### How to complete this task
Could you repeat the records below exactly, leaving the pictures out?

### Materials provided
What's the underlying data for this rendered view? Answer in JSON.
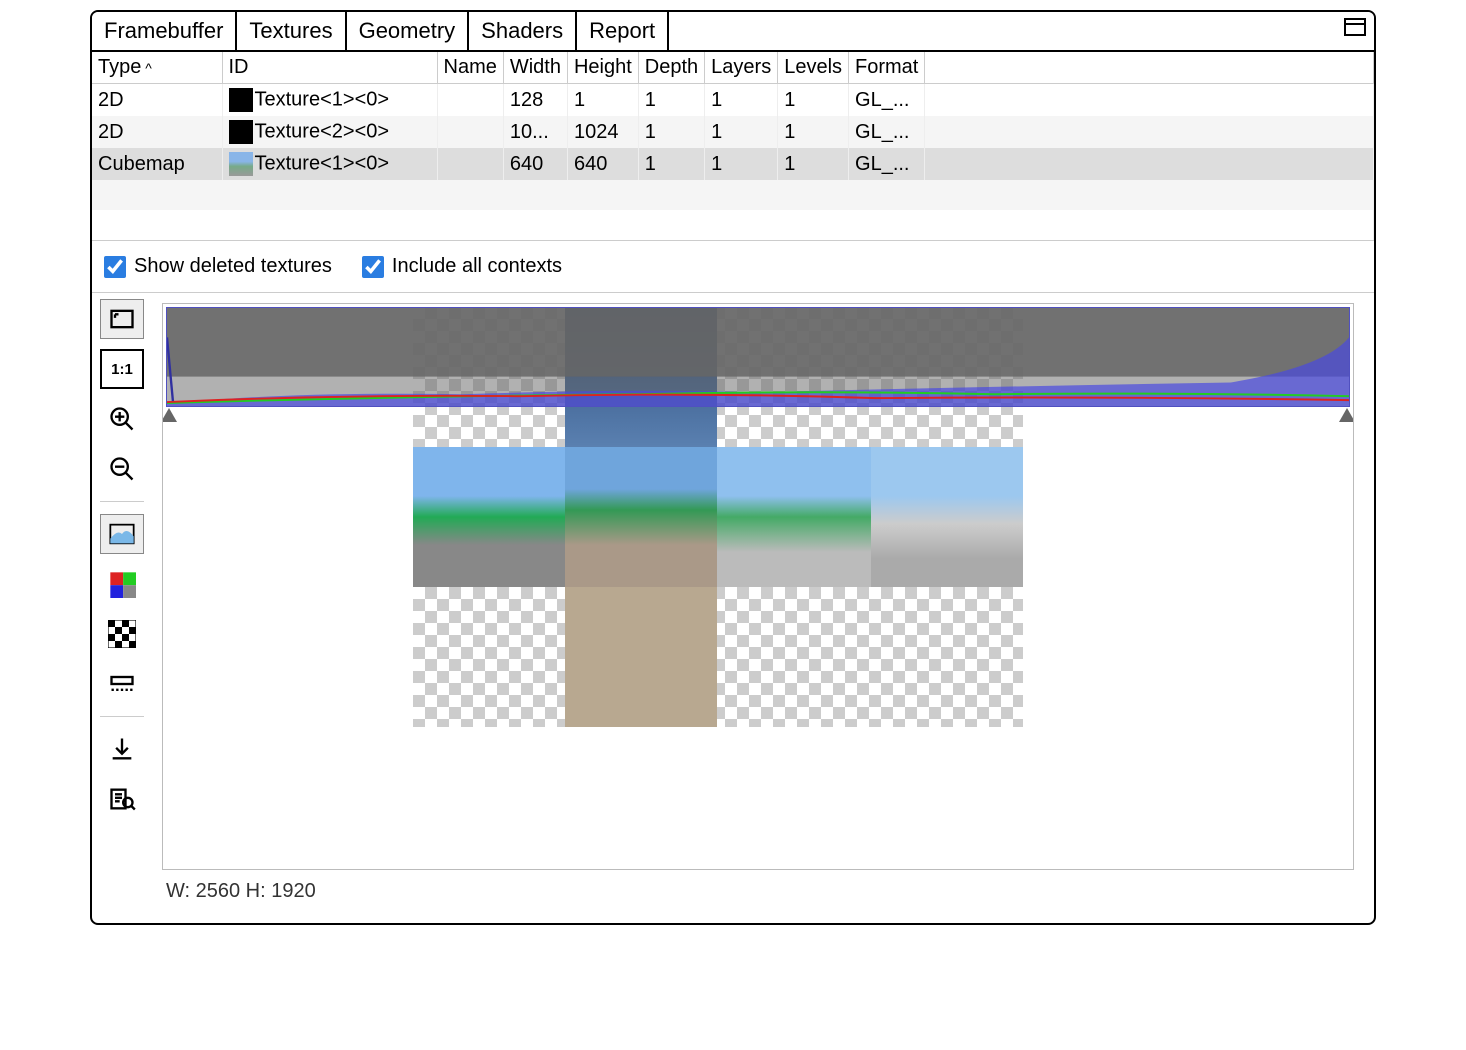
{
  "tabs": [
    "Framebuffer",
    "Textures",
    "Geometry",
    "Shaders",
    "Report"
  ],
  "active_tab": 1,
  "columns": [
    "Type",
    "ID",
    "Name",
    "Width",
    "Height",
    "Depth",
    "Layers",
    "Levels",
    "Format"
  ],
  "rows": [
    {
      "type": "2D",
      "id": "Texture<1><0>",
      "name": "",
      "width": "128",
      "height": "1",
      "depth": "1",
      "layers": "1",
      "levels": "1",
      "format": "GL_...",
      "thumb": "black"
    },
    {
      "type": "2D",
      "id": "Texture<2><0>",
      "name": "",
      "width": "10...",
      "height": "1024",
      "depth": "1",
      "layers": "1",
      "levels": "1",
      "format": "GL_...",
      "thumb": "black"
    },
    {
      "type": "Cubemap",
      "id": "Texture<1><0>",
      "name": "",
      "width": "640",
      "height": "640",
      "depth": "1",
      "layers": "1",
      "levels": "1",
      "format": "GL_...",
      "thumb": "img"
    }
  ],
  "selected_row": 2,
  "options": {
    "show_deleted": {
      "label": "Show deleted textures",
      "checked": true
    },
    "include_all": {
      "label": "Include all contexts",
      "checked": true
    }
  },
  "status": "W: 2560 H: 1920",
  "toolbar": {
    "fit": "fit-icon",
    "actual": "1:1",
    "zoom_in": "zoom-in-icon",
    "zoom_out": "zoom-out-icon",
    "histogram": "histogram-icon",
    "channels": "channels-icon",
    "checker": "checkerboard-icon",
    "flip": "flip-icon",
    "save": "download-icon",
    "inspect": "inspect-icon"
  }
}
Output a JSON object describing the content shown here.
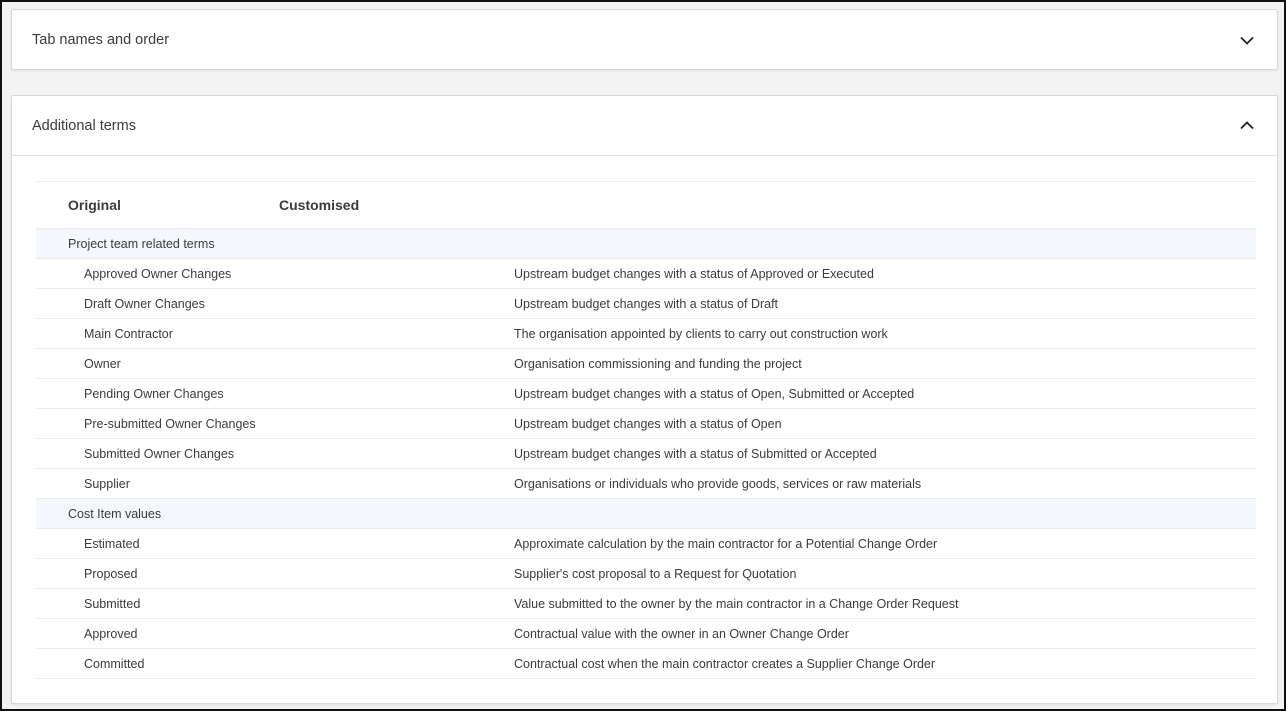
{
  "panels": {
    "tabs": {
      "title": "Tab names and order",
      "expanded": false
    },
    "terms": {
      "title": "Additional terms",
      "expanded": true
    }
  },
  "table": {
    "headers": {
      "original": "Original",
      "customised": "Customised"
    },
    "groups": [
      {
        "label": "Project team related terms",
        "rows": [
          {
            "original": "Approved Owner Changes",
            "description": "Upstream budget changes with a status of Approved or Executed"
          },
          {
            "original": "Draft Owner Changes",
            "description": "Upstream budget changes with a status of Draft"
          },
          {
            "original": "Main Contractor",
            "description": "The organisation appointed by clients to carry out construction work"
          },
          {
            "original": "Owner",
            "description": "Organisation commissioning and funding the project"
          },
          {
            "original": "Pending Owner Changes",
            "description": "Upstream budget changes with a status of Open, Submitted or Accepted"
          },
          {
            "original": "Pre-submitted Owner Changes",
            "description": "Upstream budget changes with a status of Open"
          },
          {
            "original": "Submitted Owner Changes",
            "description": "Upstream budget changes with a status of Submitted or Accepted"
          },
          {
            "original": "Supplier",
            "description": "Organisations or individuals who provide goods, services or raw materials"
          }
        ]
      },
      {
        "label": "Cost Item values",
        "rows": [
          {
            "original": "Estimated",
            "description": "Approximate calculation by the main contractor for a Potential Change Order"
          },
          {
            "original": "Proposed",
            "description": "Supplier's cost proposal to a Request for Quotation"
          },
          {
            "original": "Submitted",
            "description": "Value submitted to the owner by the main contractor in a Change Order Request"
          },
          {
            "original": "Approved",
            "description": "Contractual value with the owner in an Owner Change Order"
          },
          {
            "original": "Committed",
            "description": "Contractual cost when the main contractor creates a Supplier Change Order"
          }
        ]
      }
    ]
  },
  "icons": {
    "tabs_toggle": "chevron-down-icon",
    "terms_toggle": "chevron-up-icon"
  }
}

### Answer for the task
What's the underlying data for this rendered view? Answer in JSON.
{
  "tabs": [
    "Framebuffer",
    "Textures",
    "Geometry",
    "Shaders",
    "Report"
  ],
  "active_tab": 1,
  "columns": [
    "Type",
    "ID",
    "Name",
    "Width",
    "Height",
    "Depth",
    "Layers",
    "Levels",
    "Format"
  ],
  "rows": [
    {
      "type": "2D",
      "id": "Texture<1><0>",
      "name": "",
      "width": "128",
      "height": "1",
      "depth": "1",
      "layers": "1",
      "levels": "1",
      "format": "GL_...",
      "thumb": "black"
    },
    {
      "type": "2D",
      "id": "Texture<2><0>",
      "name": "",
      "width": "10...",
      "height": "1024",
      "depth": "1",
      "layers": "1",
      "levels": "1",
      "format": "GL_...",
      "thumb": "black"
    },
    {
      "type": "Cubemap",
      "id": "Texture<1><0>",
      "name": "",
      "width": "640",
      "height": "640",
      "depth": "1",
      "layers": "1",
      "levels": "1",
      "format": "GL_...",
      "thumb": "img"
    }
  ],
  "selected_row": 2,
  "options": {
    "show_deleted": {
      "label": "Show deleted textures",
      "checked": true
    },
    "include_all": {
      "label": "Include all contexts",
      "checked": true
    }
  },
  "status": "W: 2560 H: 1920",
  "toolbar": {
    "fit": "fit-icon",
    "actual": "1:1",
    "zoom_in": "zoom-in-icon",
    "zoom_out": "zoom-out-icon",
    "histogram": "histogram-icon",
    "channels": "channels-icon",
    "checker": "checkerboard-icon",
    "flip": "flip-icon",
    "save": "download-icon",
    "inspect": "inspect-icon"
  }
}
Output a JSON object describing the content shown here.
{
  "panels": {
    "tabs": {
      "title": "Tab names and order",
      "expanded": false
    },
    "terms": {
      "title": "Additional terms",
      "expanded": true
    }
  },
  "table": {
    "headers": {
      "original": "Original",
      "customised": "Customised"
    },
    "groups": [
      {
        "label": "Project team related terms",
        "rows": [
          {
            "original": "Approved Owner Changes",
            "description": "Upstream budget changes with a status of Approved or Executed"
          },
          {
            "original": "Draft Owner Changes",
            "description": "Upstream budget changes with a status of Draft"
          },
          {
            "original": "Main Contractor",
            "description": "The organisation appointed by clients to carry out construction work"
          },
          {
            "original": "Owner",
            "description": "Organisation commissioning and funding the project"
          },
          {
            "original": "Pending Owner Changes",
            "description": "Upstream budget changes with a status of Open, Submitted or Accepted"
          },
          {
            "original": "Pre-submitted Owner Changes",
            "description": "Upstream budget changes with a status of Open"
          },
          {
            "original": "Submitted Owner Changes",
            "description": "Upstream budget changes with a status of Submitted or Accepted"
          },
          {
            "original": "Supplier",
            "description": "Organisations or individuals who provide goods, services or raw materials"
          }
        ]
      },
      {
        "label": "Cost Item values",
        "rows": [
          {
            "original": "Estimated",
            "description": "Approximate calculation by the main contractor for a Potential Change Order"
          },
          {
            "original": "Proposed",
            "description": "Supplier's cost proposal to a Request for Quotation"
          },
          {
            "original": "Submitted",
            "description": "Value submitted to the owner by the main contractor in a Change Order Request"
          },
          {
            "original": "Approved",
            "description": "Contractual value with the owner in an Owner Change Order"
          },
          {
            "original": "Committed",
            "description": "Contractual cost when the main contractor creates a Supplier Change Order"
          }
        ]
      }
    ]
  },
  "icons": {
    "tabs_toggle": "chevron-down-icon",
    "terms_toggle": "chevron-up-icon"
  }
}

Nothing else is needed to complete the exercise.